This is an example of changing a well-known user experience slightly in order to “nudge” the driver to do the right thing. For more on this, I encourage you to read the book “Nudge” by Richard Taler and Cass Sunstein.
P.S. For my American friends, the number is km/h, not mph
Businesses all over the world have spent millions and millions building data warehouses and implementing Business Intelligence (BI) without coming anywhere near the promised business benefits.
That is about to change.
And the thing that will change this is interactive, visual analytics on tablets.
Tablets and modern interactive graphics are a match made in heaven. Business users who will reluctantly spend half an hour looking at a BI report will happily spend hours playing around with their business data when presented beautifully. The demos I have seen here at Oracle OpenWorld in San Francisco show that this future is already here. You can finally unlock the value you have accumulated in your expensive data warehouses.

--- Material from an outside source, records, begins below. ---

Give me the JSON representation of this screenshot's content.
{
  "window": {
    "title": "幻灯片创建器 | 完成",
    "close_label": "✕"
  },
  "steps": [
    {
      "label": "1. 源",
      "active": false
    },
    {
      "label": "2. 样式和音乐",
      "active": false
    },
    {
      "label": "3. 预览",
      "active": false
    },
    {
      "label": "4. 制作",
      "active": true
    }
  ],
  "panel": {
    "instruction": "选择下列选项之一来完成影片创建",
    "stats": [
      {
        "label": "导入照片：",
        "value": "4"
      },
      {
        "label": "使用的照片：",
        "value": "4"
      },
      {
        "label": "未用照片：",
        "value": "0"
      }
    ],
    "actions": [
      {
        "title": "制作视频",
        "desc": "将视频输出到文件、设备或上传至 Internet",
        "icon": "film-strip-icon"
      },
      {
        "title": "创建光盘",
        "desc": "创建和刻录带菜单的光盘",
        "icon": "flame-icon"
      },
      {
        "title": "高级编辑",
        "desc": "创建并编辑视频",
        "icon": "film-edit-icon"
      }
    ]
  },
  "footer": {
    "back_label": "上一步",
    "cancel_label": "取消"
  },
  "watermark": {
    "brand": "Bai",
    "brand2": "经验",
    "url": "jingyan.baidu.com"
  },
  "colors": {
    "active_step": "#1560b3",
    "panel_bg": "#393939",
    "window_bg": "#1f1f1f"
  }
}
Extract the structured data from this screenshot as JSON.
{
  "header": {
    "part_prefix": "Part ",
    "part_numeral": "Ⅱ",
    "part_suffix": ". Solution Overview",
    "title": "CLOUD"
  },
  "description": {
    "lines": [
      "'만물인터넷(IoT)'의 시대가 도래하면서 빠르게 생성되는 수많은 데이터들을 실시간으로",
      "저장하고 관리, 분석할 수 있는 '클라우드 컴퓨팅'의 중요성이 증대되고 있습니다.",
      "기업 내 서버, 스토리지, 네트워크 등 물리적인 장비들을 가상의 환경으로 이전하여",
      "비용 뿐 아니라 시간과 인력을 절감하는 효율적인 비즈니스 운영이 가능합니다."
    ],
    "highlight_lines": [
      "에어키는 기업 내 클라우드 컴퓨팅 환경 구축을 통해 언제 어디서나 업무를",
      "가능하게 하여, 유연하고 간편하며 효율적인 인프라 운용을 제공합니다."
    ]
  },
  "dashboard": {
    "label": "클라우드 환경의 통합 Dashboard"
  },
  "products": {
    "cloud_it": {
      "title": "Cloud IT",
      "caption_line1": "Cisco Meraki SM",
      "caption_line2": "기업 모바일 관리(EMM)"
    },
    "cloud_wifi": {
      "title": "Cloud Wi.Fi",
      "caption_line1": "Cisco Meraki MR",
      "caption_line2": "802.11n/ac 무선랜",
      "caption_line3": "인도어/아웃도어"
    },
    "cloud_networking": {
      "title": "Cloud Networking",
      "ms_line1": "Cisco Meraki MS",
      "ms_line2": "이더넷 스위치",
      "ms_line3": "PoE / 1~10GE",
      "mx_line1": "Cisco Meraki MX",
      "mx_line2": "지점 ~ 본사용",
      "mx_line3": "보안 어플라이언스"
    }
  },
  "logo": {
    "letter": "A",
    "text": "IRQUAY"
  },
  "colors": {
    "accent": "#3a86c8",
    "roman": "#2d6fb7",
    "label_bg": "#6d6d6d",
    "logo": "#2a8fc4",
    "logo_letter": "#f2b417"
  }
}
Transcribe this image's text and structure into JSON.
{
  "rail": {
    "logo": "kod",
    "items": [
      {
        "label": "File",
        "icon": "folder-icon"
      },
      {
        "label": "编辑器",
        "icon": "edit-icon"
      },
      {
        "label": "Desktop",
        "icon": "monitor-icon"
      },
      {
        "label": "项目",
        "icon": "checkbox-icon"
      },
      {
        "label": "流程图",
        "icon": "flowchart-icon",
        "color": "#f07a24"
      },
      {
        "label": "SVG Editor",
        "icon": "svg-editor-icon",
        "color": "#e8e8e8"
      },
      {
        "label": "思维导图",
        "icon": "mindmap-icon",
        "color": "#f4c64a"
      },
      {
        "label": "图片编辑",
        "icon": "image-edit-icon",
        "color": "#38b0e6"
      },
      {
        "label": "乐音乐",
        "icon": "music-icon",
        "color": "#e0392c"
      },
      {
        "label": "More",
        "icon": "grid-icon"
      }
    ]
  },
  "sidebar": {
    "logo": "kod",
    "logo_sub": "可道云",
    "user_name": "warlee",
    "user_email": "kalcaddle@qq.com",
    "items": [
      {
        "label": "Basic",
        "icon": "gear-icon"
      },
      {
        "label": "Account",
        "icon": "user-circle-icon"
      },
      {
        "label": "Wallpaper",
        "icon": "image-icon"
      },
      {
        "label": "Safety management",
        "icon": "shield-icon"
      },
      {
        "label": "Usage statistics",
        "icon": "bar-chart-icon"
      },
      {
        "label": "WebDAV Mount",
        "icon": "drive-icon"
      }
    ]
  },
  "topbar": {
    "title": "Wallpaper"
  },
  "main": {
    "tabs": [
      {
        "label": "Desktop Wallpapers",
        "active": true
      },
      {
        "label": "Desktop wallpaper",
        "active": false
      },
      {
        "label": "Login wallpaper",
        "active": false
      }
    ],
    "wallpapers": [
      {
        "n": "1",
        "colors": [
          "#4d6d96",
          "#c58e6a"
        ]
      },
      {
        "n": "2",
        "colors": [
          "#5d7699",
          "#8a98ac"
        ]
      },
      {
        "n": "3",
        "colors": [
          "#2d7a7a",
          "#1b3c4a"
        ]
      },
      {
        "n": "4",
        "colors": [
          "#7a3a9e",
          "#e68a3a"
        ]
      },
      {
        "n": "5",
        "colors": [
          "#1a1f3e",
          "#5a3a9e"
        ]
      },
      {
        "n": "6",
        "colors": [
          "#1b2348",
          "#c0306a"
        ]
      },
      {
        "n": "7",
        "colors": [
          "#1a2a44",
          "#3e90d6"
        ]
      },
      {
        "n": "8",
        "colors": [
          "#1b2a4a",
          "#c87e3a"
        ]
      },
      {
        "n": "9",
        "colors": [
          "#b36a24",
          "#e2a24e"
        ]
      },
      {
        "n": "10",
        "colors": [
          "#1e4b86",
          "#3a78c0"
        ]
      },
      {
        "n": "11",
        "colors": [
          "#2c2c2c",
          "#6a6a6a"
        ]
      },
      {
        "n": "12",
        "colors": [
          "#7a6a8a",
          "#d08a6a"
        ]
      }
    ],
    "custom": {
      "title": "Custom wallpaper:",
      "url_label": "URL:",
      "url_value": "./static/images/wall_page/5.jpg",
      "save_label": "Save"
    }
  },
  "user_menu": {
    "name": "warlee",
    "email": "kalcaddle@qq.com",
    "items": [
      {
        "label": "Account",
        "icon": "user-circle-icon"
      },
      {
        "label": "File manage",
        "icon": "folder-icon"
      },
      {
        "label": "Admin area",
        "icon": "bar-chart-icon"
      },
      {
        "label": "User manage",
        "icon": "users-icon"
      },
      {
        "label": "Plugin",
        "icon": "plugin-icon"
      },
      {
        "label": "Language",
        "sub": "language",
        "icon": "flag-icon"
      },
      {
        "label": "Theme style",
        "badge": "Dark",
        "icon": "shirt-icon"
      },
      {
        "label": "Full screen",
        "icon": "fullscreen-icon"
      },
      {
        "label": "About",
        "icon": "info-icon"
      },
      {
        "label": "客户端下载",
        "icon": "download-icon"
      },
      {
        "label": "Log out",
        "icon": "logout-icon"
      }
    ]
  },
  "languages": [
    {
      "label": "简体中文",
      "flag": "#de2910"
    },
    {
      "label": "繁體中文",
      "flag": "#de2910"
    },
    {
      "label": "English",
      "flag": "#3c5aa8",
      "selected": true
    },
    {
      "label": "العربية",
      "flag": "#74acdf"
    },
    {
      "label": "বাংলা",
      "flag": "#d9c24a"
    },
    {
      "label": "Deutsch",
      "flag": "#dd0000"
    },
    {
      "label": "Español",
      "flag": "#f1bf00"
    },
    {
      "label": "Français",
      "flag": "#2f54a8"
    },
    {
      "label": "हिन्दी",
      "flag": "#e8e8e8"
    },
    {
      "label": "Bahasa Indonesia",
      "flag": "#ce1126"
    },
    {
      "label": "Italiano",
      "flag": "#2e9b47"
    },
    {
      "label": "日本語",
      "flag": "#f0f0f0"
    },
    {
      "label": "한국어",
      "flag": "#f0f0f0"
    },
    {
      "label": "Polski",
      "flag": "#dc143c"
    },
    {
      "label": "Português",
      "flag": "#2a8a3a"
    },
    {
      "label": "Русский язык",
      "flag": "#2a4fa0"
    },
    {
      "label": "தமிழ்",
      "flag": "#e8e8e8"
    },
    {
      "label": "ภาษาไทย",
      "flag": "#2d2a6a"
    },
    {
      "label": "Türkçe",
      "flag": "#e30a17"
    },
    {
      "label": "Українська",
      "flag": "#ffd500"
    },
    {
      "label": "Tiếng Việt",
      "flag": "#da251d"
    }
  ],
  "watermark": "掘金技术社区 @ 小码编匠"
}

The big annual Oracle event is almost here – starting Sunday 28 Sep with the User Group Sunday followed by four days of presentations in around 50 tracks!
If the agenda seems a bit overwhelming, read the OTech Magazine Special OpenWorld Issue to find some of the highlights and can’t-miss sessions.
My sessions are:
- Mastering Oracle ADF Bindings: Advanced Techniques (UGF3484). Sunday Sep 28 at 10am in Moscone South room 270
- Starting Your Oracle Application Development Framework Project Right (CON3407). Wednesday Oct 1 at 2pm in Moscone South room 302
See you in San Francisco!
I’m at Oracle Headquarters for pre-OpenWorld briefings this week, and am seeing many great things (that I’m not allowed to blog about yet
One thing that still puzzles me is that Oracle still don’t get social. They have very nice Social Network features (their product is called Oracle Social Network), but they insist on keeping this inside a walled garden with no integration to the outside world. In this, they are no different from Yammer and other enterprise social/collaboration tools.
They admit that “adoption is a challenge” – you bet! Why would I spend time on an internal social network that contains only 5-10% of my contacts?
The solution is obvious but mysteriously resisted by Oracle: They need need to import posts from Twitter, LinkedIn, Facebook etc and integrate them into the company social network. In that way, I could go to one site to get all my social feeds (minus the obviously Not-Safe-For-Work posts that the company could filter out).
Maybe they’ve never thought to ask their users what they wanted?
I’m proud to be one of the Oracle ACE Directors. Watch the video for some viewpoints on the Oracle ACE program from both Oracle and other Oracle ACEs.
We are collecting more and more data, but using less and less.
You only need data for two reasons:
- To take action based on the data
- To store for possible future reference
Every time I shop online or interact with a support service, I’m inundated with requests to review and answer surveys. Not much of this is useful. If I rate your support staff 7 out of 10, what action will you take? Do not gather these useless vanity metrics.
Why do offshore projects fail? Because they have too many junior offshore people and too many senior onshore people.
You need offshore senior people to mentor the juniors, and you need to train onshore junior people.
This illustration is from tomorrow’s edition of my weekly “Technology That Fits” newsletter. Sign up to get a weekly tip for using IT successfully.